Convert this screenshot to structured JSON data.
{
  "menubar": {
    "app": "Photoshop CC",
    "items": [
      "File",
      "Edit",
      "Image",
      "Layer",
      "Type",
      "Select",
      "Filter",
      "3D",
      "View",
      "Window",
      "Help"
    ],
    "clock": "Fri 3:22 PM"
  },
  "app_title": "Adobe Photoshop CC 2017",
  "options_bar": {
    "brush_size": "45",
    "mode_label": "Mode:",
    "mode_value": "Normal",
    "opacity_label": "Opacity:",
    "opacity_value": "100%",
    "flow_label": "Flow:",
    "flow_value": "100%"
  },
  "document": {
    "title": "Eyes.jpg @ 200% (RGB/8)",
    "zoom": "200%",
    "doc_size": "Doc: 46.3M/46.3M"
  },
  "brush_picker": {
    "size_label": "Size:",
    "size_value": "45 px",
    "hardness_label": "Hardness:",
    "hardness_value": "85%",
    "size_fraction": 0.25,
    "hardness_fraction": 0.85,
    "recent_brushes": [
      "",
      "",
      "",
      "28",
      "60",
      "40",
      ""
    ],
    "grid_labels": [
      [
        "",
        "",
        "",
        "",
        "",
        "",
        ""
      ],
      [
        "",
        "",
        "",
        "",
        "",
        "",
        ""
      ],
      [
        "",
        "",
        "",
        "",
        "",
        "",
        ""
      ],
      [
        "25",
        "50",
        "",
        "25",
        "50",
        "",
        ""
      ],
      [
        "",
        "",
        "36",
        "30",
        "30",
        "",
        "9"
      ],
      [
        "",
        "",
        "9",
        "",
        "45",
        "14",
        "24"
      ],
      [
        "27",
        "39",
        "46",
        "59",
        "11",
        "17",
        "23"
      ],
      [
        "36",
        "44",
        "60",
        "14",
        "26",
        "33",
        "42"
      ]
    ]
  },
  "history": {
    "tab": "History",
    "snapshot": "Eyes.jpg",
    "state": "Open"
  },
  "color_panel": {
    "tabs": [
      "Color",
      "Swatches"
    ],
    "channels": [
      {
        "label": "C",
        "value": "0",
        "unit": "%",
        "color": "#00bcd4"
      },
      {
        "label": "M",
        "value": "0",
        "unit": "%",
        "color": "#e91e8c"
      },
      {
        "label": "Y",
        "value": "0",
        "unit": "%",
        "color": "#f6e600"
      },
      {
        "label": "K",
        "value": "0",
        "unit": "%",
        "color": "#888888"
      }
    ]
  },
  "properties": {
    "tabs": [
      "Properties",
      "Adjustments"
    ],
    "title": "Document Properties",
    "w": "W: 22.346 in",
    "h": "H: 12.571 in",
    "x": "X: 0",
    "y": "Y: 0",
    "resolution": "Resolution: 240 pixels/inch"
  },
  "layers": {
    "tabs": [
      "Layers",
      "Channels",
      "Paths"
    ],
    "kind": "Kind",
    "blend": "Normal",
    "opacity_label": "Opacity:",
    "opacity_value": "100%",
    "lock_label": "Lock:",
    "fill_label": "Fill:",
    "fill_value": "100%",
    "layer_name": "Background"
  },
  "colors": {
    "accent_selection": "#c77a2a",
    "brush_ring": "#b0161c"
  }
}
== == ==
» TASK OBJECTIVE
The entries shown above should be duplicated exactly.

» RESULT
Convert this screenshot to structured JSON data.
{
  "menubar": {
    "app": "Photoshop CC",
    "items": [
      "File",
      "Edit",
      "Image",
      "Layer",
      "Type",
      "Select",
      "Filter",
      "3D",
      "View",
      "Window",
      "Help"
    ],
    "clock": "Fri 3:22 PM"
  },
  "app_title": "Adobe Photoshop CC 2017",
  "options_bar": {
    "brush_size": "45",
    "mode_label": "Mode:",
    "mode_value": "Normal",
    "opacity_label": "Opacity:",
    "opacity_value": "100%",
    "flow_label": "Flow:",
    "flow_value": "100%"
  },
  "document": {
    "title": "Eyes.jpg @ 200% (RGB/8)",
    "zoom": "200%",
    "doc_size": "Doc: 46.3M/46.3M"
  },
  "brush_picker": {
    "size_label": "Size:",
    "size_value": "45 px",
    "hardness_label": "Hardness:",
    "hardness_value": "85%",
    "size_fraction": 0.25,
    "hardness_fraction": 0.85,
    "recent_brushes": [
      "",
      "",
      "",
      "28",
      "60",
      "40",
      ""
    ],
    "grid_labels": [
      [
        "",
        "",
        "",
        "",
        "",
        "",
        ""
      ],
      [
        "",
        "",
        "",
        "",
        "",
        "",
        ""
      ],
      [
        "",
        "",
        "",
        "",
        "",
        "",
        ""
      ],
      [
        "25",
        "50",
        "",
        "25",
        "50",
        "",
        ""
      ],
      [
        "",
        "",
        "36",
        "30",
        "30",
        "",
        "9"
      ],
      [
        "",
        "",
        "9",
        "",
        "45",
        "14",
        "24"
      ],
      [
        "27",
        "39",
        "46",
        "59",
        "11",
        "17",
        "23"
      ],
      [
        "36",
        "44",
        "60",
        "14",
        "26",
        "33",
        "42"
      ]
    ]
  },
  "history": {
    "tab": "History",
    "snapshot": "Eyes.jpg",
    "state": "Open"
  },
  "color_panel": {
    "tabs": [
      "Color",
      "Swatches"
    ],
    "channels": [
      {
        "label": "C",
        "value": "0",
        "unit": "%",
        "color": "#00bcd4"
      },
      {
        "label": "M",
        "value": "0",
        "unit": "%",
        "color": "#e91e8c"
      },
      {
        "label": "Y",
        "value": "0",
        "unit": "%",
        "color": "#f6e600"
      },
      {
        "label": "K",
        "value": "0",
        "unit": "%",
        "color": "#888888"
      }
    ]
  },
  "properties": {
    "tabs": [
      "Properties",
      "Adjustments"
    ],
    "title": "Document Properties",
    "w": "W: 22.346 in",
    "h": "H: 12.571 in",
    "x": "X: 0",
    "y": "Y: 0",
    "resolution": "Resolution: 240 pixels/inch"
  },
  "layers": {
    "tabs": [
      "Layers",
      "Channels",
      "Paths"
    ],
    "kind": "Kind",
    "blend": "Normal",
    "opacity_label": "Opacity:",
    "opacity_value": "100%",
    "lock_label": "Lock:",
    "fill_label": "Fill:",
    "fill_value": "100%",
    "layer_name": "Background"
  },
  "colors": {
    "accent_selection": "#c77a2a",
    "brush_ring": "#b0161c"
  }
}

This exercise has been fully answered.